The Penguins found an effective response to the Columbus forecheck in a 3-1 win Saturday in Game 5 of the teams' first-round playoff series.
In the course of what Matt Niskanen on Sunday called "our most complete game as a defensive group," the Penguins kept the Blue Jackets from setting up in their offensive zone for long stretches.
In part, that's because they fought fire with fire.
"I think they were trying to establish that, but on our end, our forecheck was much better," Niskanen said. "You saw a lot of the game we were able to establish that. They didn't have the energy in the offensive zone to forecheck because of what we were doing in the offensive zone."
And when the Blue Jackets did get possession in the neutral zone and look for the dump-ins with the puck that had led to establishing a forecheck earlier in the series, they weren't able to execute it because the Penguins quickly were headed up ice toward the Columbus end.

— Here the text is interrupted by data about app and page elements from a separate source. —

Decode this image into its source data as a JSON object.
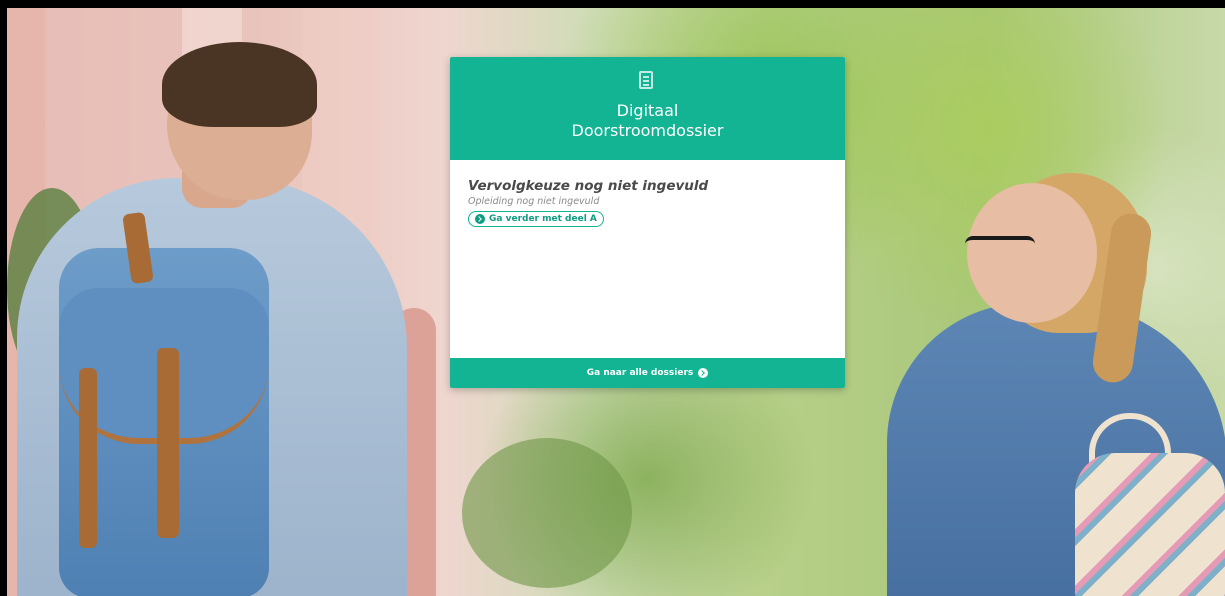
{
  "header": {
    "title": "Digitaal\nDoorstroomdossier",
    "icon": "document-icon"
  },
  "status": {
    "heading": "Vervolgkeuze nog niet ingevuld",
    "subtext": "Opleiding nog niet ingevuld",
    "action_label": "Ga verder met deel A",
    "action_icon": "circle-arrow-right-icon"
  },
  "footer": {
    "link_label": "Ga naar alle dossiers",
    "link_icon": "circle-arrow-right-icon"
  },
  "colors": {
    "brand": "#12b494",
    "card_background": "#ffffff",
    "heading_text": "#4a4a4a",
    "muted_text": "#8a8a8a"
  },
  "background": {
    "description_icon": "photo-background"
  }
}
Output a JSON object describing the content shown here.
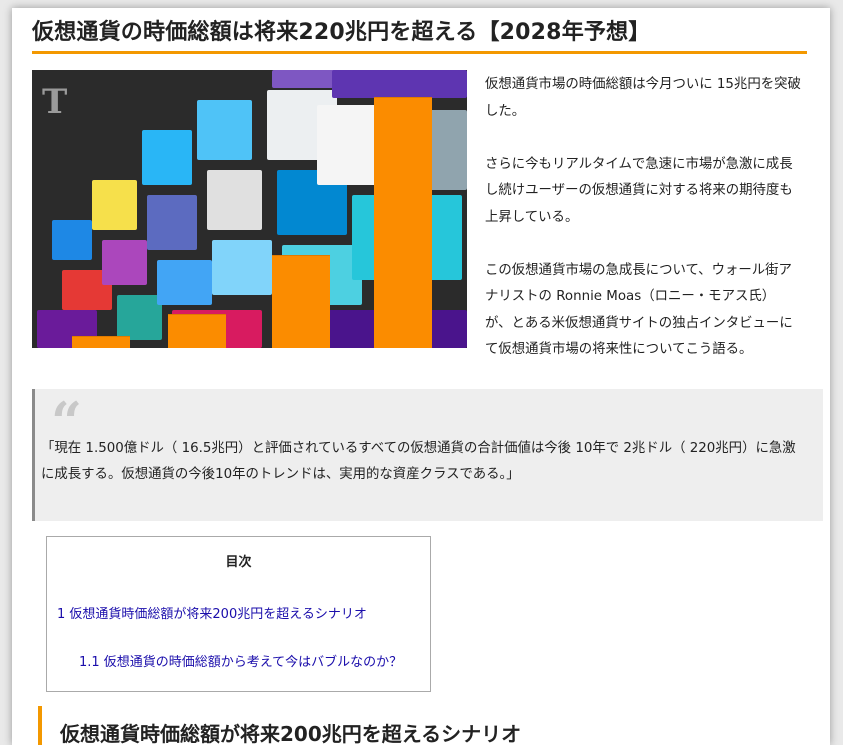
{
  "article": {
    "title": "仮想通貨の時価総額は将来220兆円を超える【2028年予想】",
    "intro": [
      "仮想通貨市場の時価総額は今月ついに 15兆円を突破した。",
      "さらに今もリアルタイムで急速に市場が急激に成長し続けユーザーの仮想通貨に対する将来の期待度も上昇している。",
      "この仮想通貨市場の急成長について、ウォール街アナリストの Ronnie Moas（ロニー・モアス氏）が、とある米仮想通貨サイトの独占インタビューにて仮想通貨市場の将来性についてこう語る。"
    ],
    "quote": {
      "text": "「現在 1.500億ドル（ 16.5兆円）と評価されているすべての仮想通貨の合計価値は今後 10年で 2兆ドル（ 220兆円）に急激に成長する。仮想通貨の今後10年のトレンドは、実用的な資産クラスである。」"
    },
    "toc": {
      "title": "目次",
      "items": [
        "1 仮想通貨時価総額が将来200兆円を超えるシナリオ",
        "1.1 仮想通貨の時価総額から考えて今はバブルなのか？"
      ]
    },
    "section_heading": "仮想通貨時価総額が将来200兆円を超えるシナリオ"
  },
  "hero": {
    "logo_letter": "T",
    "accent_color": "#fb8c00",
    "growth_bars": [
      0.04,
      0.12,
      0.33,
      0.9
    ]
  }
}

"We didn't have much of a forecheck," Blue Jackets coach Todd Richards said of Game 5. "That put a lot of pressure on our defense and on our goaltender.
"When we had opportunities to dump it, [they] weren't great dumps. Didn't have the speed that we needed to get in on the forecheck. [The Penguins] executed coming out of their own zone."

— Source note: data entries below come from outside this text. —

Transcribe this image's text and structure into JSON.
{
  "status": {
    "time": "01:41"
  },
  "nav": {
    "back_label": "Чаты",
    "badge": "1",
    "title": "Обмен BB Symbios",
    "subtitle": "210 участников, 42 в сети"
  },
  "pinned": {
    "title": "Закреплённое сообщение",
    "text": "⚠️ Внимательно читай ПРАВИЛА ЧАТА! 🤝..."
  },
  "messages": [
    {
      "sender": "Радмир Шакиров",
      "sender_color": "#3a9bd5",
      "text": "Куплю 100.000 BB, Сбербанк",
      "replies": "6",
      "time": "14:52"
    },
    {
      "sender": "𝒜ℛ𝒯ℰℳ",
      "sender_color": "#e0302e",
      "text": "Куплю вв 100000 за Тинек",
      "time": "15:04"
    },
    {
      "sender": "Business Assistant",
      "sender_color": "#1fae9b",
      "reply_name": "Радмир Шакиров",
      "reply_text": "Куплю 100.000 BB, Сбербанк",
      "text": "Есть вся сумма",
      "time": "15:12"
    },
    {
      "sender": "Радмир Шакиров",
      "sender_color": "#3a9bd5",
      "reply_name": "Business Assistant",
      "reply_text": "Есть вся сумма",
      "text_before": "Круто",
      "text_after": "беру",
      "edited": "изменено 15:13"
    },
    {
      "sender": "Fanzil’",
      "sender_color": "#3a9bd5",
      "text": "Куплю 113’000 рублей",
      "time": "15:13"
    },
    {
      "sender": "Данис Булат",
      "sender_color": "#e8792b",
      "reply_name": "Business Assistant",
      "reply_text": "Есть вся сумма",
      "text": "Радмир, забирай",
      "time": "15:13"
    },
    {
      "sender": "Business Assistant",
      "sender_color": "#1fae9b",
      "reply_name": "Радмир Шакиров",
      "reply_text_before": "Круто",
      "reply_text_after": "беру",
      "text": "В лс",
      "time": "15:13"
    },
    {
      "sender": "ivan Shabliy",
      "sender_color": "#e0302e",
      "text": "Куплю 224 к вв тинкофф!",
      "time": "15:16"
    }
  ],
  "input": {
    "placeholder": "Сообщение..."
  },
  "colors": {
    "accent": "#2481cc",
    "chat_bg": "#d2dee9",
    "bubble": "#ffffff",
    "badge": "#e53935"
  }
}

That could be a blueprint for the Penguins in Game 6 tonight at Nationwide Arena in Columbus, Ohio. They have a 3-2 series lead and a chance to close out the series and advance to Round 2.
Taking away the Blue Jackets' strong forecheck is a kick in the knees to them.

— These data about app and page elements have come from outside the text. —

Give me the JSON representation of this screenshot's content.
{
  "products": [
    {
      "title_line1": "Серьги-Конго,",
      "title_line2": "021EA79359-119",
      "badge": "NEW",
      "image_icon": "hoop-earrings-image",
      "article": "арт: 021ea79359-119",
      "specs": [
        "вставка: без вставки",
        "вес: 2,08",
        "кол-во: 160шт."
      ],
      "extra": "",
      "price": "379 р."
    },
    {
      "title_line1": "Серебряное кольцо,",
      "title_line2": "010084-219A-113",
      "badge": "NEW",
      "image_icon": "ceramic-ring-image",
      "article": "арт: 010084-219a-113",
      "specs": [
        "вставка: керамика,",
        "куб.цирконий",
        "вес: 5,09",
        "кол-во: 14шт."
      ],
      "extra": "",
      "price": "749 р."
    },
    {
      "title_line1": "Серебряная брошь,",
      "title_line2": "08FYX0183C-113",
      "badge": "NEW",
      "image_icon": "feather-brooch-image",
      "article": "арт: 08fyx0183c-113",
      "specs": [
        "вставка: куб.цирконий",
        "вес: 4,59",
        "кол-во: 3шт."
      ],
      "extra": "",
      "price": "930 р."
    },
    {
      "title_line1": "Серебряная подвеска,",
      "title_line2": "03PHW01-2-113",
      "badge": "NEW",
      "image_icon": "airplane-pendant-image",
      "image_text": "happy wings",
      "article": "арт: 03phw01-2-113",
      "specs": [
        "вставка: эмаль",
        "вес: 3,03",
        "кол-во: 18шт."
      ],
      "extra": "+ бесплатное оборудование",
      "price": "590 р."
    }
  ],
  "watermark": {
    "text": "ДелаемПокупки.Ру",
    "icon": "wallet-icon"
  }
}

"It's always been a key to our game," Blue Jackets center Mark Letestu said. "It drives the energy of our team. It's something that's going to be key for us all the way through the playoffs."
The intent is to dump the puck into one of the corners, then swarm the Penguins defensemen and any backchecking forwards. That's designed not only to gain possession in the Penguins end, but also to wear down their defensemen with physical play and keep them from breaking out of that zone on a quick transition.
"It's pretty simple for us. It's how we manage the puck, getting it in -- getting it all the way in -- to their zone where you can forecheck," Richards said. "They do a good job in the neutral zone. I went back in preparing for this series ... from Jan. 1 all the way to the end of the year. There wasn't one goal that they gave up that was off of a neutral-zone transition -- at least that I saw.
"Our emphasis in that position coming up the ice from our own zone, has to be getting the puck all the way into the zone. We're playing anything shorter than a 200-foot game, it favors them."
The Blue Jackets' hit count can be reflective of their forechecking success. They outhit the Penguins by a significant margin in each of the first four games of this series, running up 215 hits. In Game 5, Columbus had its smallest hit count of the series -- 37 -- three more than the Penguins had.
"It's aggressive," Letestu said of the Blue Jackets forecheck. "That's the one word we've always talked about -- being aggressive, being relentless. It all starts for us with good puck decisions -- if we can keep the puck away from the goaltender, keep the puck in the corner, get some pressure on, get some hits.
"Our focus is by the third period, hopefully, through being physical and getting those hits, the [defensemen] are going to be a little slower to go back for those pucks and maybe be under a little more pressure, make some plays quicker then they're used to making."
That's not unique in the NHL, but the Blue Jackets have an all-in philosophy.
"I think what sets these guys apart from a lot of teams we play is the depth that they have, how everyone is committed to going hard on the forecheck," Penguins forward Joe Vitale said. "Sometimes you'll play teams where maybe a couple of lines will go really hard, then a couple of lines maybe don't come at us hard -- maybe more patient, maybe the skilled, high-end guys trying to read the play.
"But these guys seem like every line is committed to dump it into the good areas and going as hard as they can. It's almost like wave after wave of forecheck. It can be frustrating."
Shelly Anderson: firstname.lastname@example.org, 412-263-1721 and Twitter @pgshelly.